Curfew to stop carpark antics
In an effort to curb anti-social night-time behaviour in a carpark overlooking the city, two residential Huntsbury streets may have a road restriction enforced.
A road restriction around Vista Place and Roystone Way in Huntsbury may restrict drivers from parking up at a popular lookout point during the night from 10pm to 5am, Monday to Friday.
The proposal for prohibited times was recommended to council at the Spreydon Cashmere Community Board meeting on Friday following months of lobbying by nearby residents about noise and behaviour at the Vista Place carpark.
‘‘The residents that surrounded Vista Place car park were facing loud music, defecation, people trespassing on their property to get their bongs filled with water from their taps, burnouts and rubber burning,’’ said community board chair Karolin Potter.
Submissions to the proposal reported incidents of people accessing private properties, intimidating behaviour towards residents, partying and loud music. Potter said the behaviour had frightened some residents who lived alone and left other residents feeling exhausted with the issue which had plagued the area for months.
‘‘It’s just kids having a hoon. I think even neighbours said there wasn’t much malicious behaviour, it’s what we did when we were 17-years-old.
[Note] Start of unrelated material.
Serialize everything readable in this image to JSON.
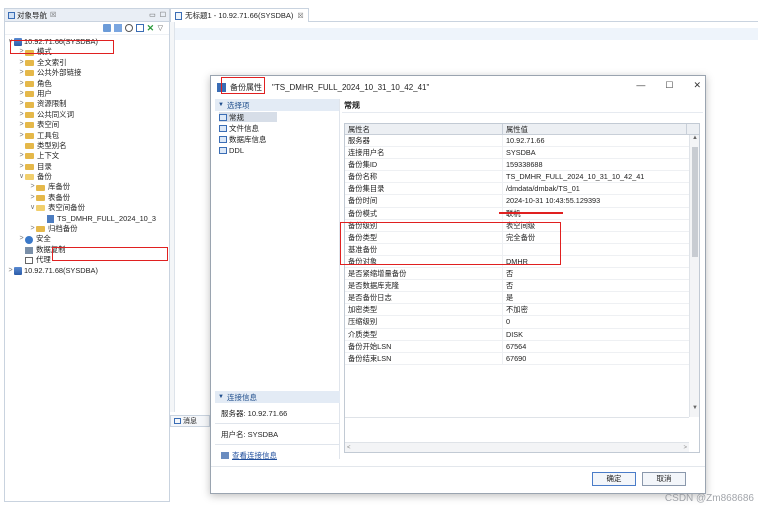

It was just a nuisance,’’ Potter said.
She said although a street ban – under the Christchurch City Council Cruising and Prohibited Times on Roads Bylaw 2014 – was ‘‘quite rare’’, the No Entry signs would not affect residents’ ability to get into their properties. The signs, reportedly costing around $2000 to install, were a favoured option discussed during consultation with police, council and community board members who agreed on the proposed restriction as a solution to the anti-social behaviour.
More than 150 Huntsbury residents were consulted on the decision to enforce time restrictions to the area during August and 85 per cent of the respondents supported it.
She said the decision provided police with a tool for enforcement.
‘‘It gives police the right to send people away.’’
Those who infringe the bylaw risk a $750 penalty.